Pip’s new residence, round the backl!
“The pinging sprocket, the hand-wheel attached to it, and sundry nuts, bolts and clips fell on the primus stove, knocking it over, setting fire to an assortment of oil-soaked rags!”
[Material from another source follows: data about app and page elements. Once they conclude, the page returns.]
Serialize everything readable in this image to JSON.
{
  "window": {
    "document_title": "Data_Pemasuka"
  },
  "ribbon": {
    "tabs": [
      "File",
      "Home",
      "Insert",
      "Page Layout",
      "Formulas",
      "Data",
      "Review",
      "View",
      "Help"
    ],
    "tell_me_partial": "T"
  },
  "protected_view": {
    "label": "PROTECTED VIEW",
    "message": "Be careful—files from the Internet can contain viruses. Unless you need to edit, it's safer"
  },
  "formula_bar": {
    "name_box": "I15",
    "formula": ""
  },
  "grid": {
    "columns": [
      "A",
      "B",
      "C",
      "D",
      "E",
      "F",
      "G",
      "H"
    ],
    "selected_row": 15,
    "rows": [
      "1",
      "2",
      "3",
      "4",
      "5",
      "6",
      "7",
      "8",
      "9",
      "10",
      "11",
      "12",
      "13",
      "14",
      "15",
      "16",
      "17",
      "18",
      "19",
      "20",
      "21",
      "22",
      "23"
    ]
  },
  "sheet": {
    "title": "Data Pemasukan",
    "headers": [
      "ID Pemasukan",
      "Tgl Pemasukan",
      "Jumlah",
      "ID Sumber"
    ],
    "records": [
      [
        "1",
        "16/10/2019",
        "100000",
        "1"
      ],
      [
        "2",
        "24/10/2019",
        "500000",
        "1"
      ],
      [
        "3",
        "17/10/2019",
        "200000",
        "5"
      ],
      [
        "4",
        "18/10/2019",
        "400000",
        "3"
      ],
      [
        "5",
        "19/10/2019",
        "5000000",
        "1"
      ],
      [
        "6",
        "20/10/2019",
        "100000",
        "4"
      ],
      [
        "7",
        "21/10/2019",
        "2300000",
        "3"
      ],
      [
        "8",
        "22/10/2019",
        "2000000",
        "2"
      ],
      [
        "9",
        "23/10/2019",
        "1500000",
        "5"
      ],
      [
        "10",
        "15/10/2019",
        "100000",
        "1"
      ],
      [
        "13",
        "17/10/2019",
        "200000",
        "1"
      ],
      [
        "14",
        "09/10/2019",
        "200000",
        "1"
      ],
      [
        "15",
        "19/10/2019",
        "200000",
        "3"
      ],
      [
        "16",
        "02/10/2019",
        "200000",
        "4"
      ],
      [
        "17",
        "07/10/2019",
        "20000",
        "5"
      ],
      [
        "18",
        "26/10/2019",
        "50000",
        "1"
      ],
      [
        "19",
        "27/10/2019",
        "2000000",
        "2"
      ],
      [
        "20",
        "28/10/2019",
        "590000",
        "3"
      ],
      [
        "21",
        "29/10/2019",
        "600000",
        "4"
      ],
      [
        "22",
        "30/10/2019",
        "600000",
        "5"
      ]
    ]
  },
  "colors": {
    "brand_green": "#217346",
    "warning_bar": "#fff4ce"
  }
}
When I wandered in to see my dad at about age 10 to ask him if he could make me a steam engine I didn’t quite get the response I’d hoped for, just a sort of grunt of submission followed by a ‘Why don’t you try makin’ one yersen’ lad?’ I never did get to progress too far down the steam route. I think I might have made some nettle beer or pointed a wall or taken next door’s mower to bits instead. In the years that followed brother Bill and me made crossbows and catapults that would merit a firearms licence before finally settling into anything with a kickstart and an oil leak. We had a bit of a dilemma with a Royal Enfield Bullet that was (I think) gifted to us. It needed to be torn to pieces, I’ve no idea why, but it definitely had it coming. Most of the extraneous bits were liberated with the aid of a set of mole grips, a ‘Brooks’ bike multi-key and two black spanners of indeterminate origin found wrapped in a tatty tool roll along with some insulation tape and a bent screw driver. On removing the primary chain cover we were confronted with an unfamiliar sight. Attached to the bar sticking out of the bottom of the engine (the ‘crankshaft’ Fergie called it) was a sprocket that was unlike any previously encountered cog, and it needed to come off. For the first week or so we attacked it with spoons and various levers fashioned out of an old bed frame. The sprocket laughed at us. While enduring Tuesday’s geography lesson I noticed an interesting steel hand-wheel living on the edge of the rolling blackboard. It was about five inches in diameter with a series of holes around the periphery and a single big threaded hole in the centre. It appeared to serve no useful purpose and I reasoned that it could come home with me for a few days. The bed frame yielded a few more handy bolts and with the addition of an old exhaust clamp and a couple of skinned knuckles we were able to put the sprocket under considerable tension using the newly appropriated hand-wheel as a puller, but it still didn’t budge. Even the occasional clonk with a hammer netted nothing. Among our weaponry was a trusty brass primus stove, all methylated spirits and scary pressure, an interesting combination; it seemed like a good idea to try to warm the job up a little. Our first effort to direct the heat at the appropriate area failed so we decided to cant the bike over on its side using whatever we had at hand to support the bike a few inches above the hissing flames. With an extra tweak of the bed bolts, PING! Off it popped. However the pinging sprocket, with attached hand-wheel, sundry nuts, bolts, clips etc. fell on the primus, knocking it over and simultaneously setting fire to a substantial hank of rags, strategically placed to soak up the ancient Castrol 40 that was dribbling out of the precariously inclined engine. In an effort to stop a minor conflagration escalating into a major incident, Bill yanked the flaming lump off its jenga-esque stack of timber supports and straight over on top of him. With a clumsy kick I booted the flaming primus into the garden and, in a state of moderate elation surveyed the damage. Bill: slightly grazed and singed leg, bruised arm, not too much blood. Dented primus, and (horror of horrors) one snapped off fin where the Royal Enfield head contacted an innocent Riley Pathfinder bellhousing. Notwithstanding the potential for serious injury if the bellhousing had been a few inches further away, we both viewed the snappage with dismay. ‘It’s got a broken wing,’ Bill uttered. Henceforth the Bullet was always referred to as ‘Broken Wing’ or ‘Wing’. Over the coming weeks we pulled the rest of it to bits. We blagged some main bearings and sampled the unintended Taser-like qualities of the Lucas magneto, played ‘hunt the valve spring’ and the even more time consuming, ‘hunt the flying, and inevitably lost valve spring collet’. The hand-wheel returned to school, bent and slightly charred, but no worse for its little adventure; and what of ‘Wing’? Well, we learned a lot, eventually it went back together and we would get our mates round for an occasional start-up. With a good tickling the Bullet would fire up pretty easily, thanks to a 7.5:1 compression ratio and a functioning valve lifter. One of them was so impressed he bought it off us to ride around the field at the back of his house, I think he gave us fifteen quid for it... cash!
ABOVE: My Ariel Leader, 250 twin stroker, bit like a prehistoric RD250, but slower.